We all have a few regrets in life and some of them may relate to our careers. But when your interviewer asks you about them, think twice before you answer. Here’s why.
“If you could go back and change one thing about your career to date, what would it be?”, or in its simpler form, “What career regrets do you have?” is a relatively common question. It appears innocuous because, after all, everybody has at least made one mistake in their work life.
But be aware that if an interview asks you this question, they could be trying to:
- a) find out something bad about you.
- b) find out if you carry psychological baggage that you don’t need.
- c) find out how readily you forgive yourself and others.
That’s all according to business author James Reed. His advice in answering this question is to avoid the word “regret” if the interviewer doesn’t mention it.
“Regret is a loaded word: don’t point it your way,” Reed said. He recommends focusing on something positive and say you wish you had done more of that.
If “regret” is mentioned, it’d be rude not to address the word in your answer. Here’s a sample response:
“Everybody has the odd regret, but generally regrets are unproductive because most of them are based on doing whatever we thought was right at the time.
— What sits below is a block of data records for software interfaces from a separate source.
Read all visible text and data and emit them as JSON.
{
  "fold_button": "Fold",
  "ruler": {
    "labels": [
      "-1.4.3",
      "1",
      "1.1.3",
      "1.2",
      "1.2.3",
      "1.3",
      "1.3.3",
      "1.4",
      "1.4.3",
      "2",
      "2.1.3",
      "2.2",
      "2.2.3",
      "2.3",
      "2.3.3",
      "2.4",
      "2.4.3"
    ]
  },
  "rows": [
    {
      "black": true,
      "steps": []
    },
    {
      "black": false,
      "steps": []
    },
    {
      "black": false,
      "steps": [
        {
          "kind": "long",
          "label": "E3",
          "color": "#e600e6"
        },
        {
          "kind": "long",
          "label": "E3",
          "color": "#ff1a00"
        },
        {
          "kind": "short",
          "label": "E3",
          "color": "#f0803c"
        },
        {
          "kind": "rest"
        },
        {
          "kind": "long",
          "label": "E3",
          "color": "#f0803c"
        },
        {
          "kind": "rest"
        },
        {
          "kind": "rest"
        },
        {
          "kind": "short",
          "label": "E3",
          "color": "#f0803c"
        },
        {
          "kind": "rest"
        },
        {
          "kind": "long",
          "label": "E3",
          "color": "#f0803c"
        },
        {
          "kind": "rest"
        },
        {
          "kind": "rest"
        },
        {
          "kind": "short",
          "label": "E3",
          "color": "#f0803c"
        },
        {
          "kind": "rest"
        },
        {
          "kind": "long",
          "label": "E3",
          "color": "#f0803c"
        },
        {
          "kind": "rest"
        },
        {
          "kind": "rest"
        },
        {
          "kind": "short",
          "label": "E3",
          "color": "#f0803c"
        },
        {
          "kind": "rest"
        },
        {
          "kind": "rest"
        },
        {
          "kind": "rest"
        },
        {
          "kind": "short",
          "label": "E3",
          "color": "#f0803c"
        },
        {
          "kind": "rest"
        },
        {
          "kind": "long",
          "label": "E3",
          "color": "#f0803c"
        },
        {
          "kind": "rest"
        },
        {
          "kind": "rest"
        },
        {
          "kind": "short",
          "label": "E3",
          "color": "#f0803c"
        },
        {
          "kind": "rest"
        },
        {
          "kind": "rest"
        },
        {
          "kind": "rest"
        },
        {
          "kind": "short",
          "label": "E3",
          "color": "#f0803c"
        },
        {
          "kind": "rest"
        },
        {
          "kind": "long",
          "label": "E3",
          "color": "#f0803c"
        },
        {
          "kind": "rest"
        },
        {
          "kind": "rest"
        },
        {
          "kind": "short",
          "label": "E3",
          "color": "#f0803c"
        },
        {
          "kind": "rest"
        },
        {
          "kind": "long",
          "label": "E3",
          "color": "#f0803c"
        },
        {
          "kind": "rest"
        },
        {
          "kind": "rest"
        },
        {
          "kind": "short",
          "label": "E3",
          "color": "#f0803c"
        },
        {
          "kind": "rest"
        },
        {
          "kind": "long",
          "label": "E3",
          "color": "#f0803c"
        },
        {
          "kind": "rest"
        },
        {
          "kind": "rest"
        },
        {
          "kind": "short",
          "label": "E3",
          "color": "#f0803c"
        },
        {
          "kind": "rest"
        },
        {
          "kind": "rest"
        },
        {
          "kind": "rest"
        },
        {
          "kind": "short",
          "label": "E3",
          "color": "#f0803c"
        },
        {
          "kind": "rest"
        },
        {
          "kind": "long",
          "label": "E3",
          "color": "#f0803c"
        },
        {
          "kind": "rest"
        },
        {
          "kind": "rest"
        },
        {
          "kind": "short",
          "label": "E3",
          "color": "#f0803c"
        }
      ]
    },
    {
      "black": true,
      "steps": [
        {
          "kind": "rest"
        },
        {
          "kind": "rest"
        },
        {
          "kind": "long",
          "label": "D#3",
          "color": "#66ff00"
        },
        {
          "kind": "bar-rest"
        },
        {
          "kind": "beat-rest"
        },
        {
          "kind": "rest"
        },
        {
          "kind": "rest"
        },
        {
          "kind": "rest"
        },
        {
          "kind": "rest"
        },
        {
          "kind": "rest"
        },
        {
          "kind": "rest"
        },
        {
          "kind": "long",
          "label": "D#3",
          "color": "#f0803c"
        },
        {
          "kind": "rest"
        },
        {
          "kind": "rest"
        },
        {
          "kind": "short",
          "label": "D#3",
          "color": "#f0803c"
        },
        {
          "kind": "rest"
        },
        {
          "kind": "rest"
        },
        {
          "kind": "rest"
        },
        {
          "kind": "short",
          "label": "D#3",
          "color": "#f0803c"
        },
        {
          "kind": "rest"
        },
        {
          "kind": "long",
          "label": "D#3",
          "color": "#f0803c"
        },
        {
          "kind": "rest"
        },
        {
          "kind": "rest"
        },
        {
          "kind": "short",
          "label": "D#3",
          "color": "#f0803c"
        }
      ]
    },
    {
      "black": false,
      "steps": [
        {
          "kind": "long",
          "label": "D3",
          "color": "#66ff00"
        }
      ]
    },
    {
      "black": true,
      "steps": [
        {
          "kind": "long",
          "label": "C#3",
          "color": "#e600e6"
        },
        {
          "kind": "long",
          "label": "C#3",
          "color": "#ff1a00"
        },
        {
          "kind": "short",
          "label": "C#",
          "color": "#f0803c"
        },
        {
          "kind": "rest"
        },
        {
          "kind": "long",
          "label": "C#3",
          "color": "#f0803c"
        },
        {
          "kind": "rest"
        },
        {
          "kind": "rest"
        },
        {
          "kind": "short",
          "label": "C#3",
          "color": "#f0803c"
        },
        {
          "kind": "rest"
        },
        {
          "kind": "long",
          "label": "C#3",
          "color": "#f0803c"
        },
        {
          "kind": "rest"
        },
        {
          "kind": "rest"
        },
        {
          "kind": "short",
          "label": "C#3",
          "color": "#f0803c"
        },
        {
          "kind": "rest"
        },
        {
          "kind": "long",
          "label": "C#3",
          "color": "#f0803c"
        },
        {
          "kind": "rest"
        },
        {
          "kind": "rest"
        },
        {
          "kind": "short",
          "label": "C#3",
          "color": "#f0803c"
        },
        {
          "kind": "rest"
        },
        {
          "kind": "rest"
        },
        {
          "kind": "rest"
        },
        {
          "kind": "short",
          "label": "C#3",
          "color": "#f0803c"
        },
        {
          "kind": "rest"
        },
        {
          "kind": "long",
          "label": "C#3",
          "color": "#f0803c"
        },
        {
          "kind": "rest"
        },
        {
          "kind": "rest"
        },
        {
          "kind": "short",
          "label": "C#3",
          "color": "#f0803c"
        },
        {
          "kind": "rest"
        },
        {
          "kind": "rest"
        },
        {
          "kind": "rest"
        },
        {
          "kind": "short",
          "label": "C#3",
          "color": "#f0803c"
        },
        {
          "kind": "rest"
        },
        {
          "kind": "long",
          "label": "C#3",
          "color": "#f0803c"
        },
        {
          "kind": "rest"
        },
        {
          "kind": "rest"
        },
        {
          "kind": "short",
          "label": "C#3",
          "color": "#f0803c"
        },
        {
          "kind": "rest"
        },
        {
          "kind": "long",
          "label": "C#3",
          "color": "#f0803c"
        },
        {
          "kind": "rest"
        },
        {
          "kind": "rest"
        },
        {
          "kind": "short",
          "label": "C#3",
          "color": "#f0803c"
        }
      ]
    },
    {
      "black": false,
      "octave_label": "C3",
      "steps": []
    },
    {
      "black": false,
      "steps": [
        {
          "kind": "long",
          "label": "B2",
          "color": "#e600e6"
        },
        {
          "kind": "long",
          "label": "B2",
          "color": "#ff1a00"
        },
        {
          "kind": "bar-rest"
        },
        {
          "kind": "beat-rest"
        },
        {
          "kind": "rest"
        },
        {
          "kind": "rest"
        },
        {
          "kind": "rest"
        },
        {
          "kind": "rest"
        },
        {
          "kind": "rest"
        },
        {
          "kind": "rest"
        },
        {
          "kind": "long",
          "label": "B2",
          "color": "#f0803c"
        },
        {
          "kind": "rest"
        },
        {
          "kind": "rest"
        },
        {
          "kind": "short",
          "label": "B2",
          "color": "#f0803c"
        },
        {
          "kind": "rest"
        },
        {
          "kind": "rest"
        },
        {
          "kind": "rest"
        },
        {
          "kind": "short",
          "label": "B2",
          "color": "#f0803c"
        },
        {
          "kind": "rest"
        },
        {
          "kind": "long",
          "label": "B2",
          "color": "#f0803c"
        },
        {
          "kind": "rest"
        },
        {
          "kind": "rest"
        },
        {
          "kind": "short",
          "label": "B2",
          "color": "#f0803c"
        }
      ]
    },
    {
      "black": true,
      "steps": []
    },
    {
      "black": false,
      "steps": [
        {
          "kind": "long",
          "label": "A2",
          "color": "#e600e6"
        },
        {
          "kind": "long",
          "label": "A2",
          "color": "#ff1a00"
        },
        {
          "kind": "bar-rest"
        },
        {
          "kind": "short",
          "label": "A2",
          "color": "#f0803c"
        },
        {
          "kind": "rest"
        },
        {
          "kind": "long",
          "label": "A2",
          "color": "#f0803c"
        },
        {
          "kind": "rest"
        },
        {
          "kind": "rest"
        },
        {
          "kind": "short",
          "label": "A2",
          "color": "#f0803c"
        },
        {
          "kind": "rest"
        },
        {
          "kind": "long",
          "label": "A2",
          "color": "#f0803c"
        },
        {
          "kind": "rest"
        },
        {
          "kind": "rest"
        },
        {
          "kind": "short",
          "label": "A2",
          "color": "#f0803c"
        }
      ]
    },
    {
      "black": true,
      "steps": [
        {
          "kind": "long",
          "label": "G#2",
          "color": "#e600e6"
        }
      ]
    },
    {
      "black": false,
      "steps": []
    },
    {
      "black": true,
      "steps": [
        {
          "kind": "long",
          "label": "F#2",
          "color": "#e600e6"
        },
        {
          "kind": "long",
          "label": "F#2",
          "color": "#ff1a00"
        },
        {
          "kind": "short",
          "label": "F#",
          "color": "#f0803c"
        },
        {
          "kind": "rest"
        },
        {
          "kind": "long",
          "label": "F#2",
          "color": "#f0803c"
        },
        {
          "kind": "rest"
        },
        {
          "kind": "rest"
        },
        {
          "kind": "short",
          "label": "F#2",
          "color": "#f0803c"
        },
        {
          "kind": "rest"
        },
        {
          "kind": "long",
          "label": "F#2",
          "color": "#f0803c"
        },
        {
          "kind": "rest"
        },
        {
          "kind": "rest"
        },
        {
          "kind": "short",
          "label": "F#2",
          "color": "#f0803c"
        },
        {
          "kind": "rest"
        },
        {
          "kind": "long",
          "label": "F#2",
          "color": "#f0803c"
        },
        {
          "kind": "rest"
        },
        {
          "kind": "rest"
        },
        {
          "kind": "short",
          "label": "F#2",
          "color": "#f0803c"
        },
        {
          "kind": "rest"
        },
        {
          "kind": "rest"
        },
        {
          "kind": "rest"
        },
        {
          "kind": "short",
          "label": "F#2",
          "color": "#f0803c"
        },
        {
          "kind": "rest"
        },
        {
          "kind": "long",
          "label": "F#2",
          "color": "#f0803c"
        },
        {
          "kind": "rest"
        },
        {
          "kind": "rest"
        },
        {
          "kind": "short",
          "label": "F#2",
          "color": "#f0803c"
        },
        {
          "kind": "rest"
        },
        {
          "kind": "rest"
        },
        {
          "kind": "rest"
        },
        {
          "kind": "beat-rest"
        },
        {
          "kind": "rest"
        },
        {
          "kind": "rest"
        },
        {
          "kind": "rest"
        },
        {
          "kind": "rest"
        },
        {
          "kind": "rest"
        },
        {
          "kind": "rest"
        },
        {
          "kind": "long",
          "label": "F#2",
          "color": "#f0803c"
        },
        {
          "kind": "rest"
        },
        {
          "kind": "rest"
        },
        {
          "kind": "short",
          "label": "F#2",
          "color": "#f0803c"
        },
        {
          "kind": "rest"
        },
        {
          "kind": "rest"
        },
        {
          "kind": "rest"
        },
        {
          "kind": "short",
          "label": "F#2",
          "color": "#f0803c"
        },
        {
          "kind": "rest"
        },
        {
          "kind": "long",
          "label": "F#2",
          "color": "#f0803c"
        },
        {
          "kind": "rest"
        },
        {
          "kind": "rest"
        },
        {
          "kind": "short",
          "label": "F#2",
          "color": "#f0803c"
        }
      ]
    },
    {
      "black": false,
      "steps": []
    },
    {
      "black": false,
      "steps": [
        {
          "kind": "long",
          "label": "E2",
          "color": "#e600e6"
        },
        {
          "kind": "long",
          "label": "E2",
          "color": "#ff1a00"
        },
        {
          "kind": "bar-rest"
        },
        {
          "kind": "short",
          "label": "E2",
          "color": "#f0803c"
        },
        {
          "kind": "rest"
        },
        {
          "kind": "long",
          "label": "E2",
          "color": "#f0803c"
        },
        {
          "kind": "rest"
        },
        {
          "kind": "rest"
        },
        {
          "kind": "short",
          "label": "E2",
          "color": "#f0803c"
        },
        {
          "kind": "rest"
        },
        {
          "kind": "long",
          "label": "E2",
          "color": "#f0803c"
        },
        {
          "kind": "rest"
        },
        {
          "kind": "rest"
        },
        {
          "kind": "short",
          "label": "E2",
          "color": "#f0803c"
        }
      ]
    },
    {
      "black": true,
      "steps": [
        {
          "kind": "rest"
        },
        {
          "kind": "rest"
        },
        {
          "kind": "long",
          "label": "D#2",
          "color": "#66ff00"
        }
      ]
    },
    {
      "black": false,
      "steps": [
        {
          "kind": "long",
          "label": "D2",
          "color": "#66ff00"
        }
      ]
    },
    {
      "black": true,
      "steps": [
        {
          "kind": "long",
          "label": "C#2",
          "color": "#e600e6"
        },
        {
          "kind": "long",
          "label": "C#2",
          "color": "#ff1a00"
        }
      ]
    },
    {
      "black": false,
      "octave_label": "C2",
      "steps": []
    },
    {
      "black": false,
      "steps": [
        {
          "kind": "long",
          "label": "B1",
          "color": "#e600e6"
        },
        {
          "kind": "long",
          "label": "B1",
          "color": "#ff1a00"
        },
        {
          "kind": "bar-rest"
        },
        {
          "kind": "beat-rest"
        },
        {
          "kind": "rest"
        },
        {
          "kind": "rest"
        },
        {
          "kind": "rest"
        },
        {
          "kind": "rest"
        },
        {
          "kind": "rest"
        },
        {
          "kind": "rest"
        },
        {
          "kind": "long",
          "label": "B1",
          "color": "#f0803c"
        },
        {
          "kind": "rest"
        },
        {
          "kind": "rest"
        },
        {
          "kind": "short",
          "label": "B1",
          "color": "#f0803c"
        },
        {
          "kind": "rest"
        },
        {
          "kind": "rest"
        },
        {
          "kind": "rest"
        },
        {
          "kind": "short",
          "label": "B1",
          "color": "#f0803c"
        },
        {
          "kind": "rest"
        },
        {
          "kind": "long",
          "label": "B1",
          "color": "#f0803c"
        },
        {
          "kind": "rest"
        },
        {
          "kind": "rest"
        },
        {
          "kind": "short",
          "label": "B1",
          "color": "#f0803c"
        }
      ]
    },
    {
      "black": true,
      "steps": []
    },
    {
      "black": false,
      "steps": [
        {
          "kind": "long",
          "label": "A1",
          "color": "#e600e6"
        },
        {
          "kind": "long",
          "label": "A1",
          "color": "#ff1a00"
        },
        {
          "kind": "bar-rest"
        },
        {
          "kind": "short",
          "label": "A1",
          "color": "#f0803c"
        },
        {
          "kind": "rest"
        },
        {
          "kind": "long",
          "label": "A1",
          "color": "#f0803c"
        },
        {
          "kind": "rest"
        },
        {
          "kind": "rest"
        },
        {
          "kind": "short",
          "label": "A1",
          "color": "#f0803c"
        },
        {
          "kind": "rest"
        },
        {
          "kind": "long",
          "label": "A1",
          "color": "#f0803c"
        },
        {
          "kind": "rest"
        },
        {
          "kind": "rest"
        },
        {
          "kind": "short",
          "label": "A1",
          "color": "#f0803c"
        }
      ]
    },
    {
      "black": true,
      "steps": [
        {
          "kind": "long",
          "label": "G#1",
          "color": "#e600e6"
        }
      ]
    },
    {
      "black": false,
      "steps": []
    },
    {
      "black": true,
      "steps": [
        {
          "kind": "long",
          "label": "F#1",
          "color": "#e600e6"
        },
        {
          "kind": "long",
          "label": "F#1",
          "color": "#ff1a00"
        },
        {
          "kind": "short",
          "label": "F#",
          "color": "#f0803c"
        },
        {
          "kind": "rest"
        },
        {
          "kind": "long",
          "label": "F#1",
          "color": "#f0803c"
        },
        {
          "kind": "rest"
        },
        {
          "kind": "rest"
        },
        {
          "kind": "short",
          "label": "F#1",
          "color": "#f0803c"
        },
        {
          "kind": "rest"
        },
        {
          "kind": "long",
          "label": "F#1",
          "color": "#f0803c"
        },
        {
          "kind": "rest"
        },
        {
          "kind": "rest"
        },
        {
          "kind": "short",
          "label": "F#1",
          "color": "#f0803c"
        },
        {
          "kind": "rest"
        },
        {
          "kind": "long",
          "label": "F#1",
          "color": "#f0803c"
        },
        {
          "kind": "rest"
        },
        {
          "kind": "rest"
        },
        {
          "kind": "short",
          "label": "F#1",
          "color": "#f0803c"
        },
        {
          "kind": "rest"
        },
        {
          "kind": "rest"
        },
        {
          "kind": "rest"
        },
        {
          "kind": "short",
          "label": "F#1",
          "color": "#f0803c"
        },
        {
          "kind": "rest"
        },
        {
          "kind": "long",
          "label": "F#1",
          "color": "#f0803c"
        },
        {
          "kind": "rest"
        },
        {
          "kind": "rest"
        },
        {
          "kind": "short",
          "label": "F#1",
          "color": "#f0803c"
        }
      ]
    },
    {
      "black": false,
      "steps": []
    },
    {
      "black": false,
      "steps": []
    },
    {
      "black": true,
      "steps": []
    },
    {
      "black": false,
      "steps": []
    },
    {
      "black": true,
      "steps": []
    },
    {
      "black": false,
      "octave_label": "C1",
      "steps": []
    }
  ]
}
“… All told, I don’t have too many complaints about the way things have gone. If I could change one thing, I’d have moved into the cell phone insurance business sooner than I did. I turned out to be good at that, and I enjoy it too. … If I’d moved into it sooner then maybe I’d have been sitting here a couple of years earlier — but who knows? Missing out on that taught me to take the odd risk in life, and I’m thankful for that.”
How would you tackle this question? Let us know in the comments.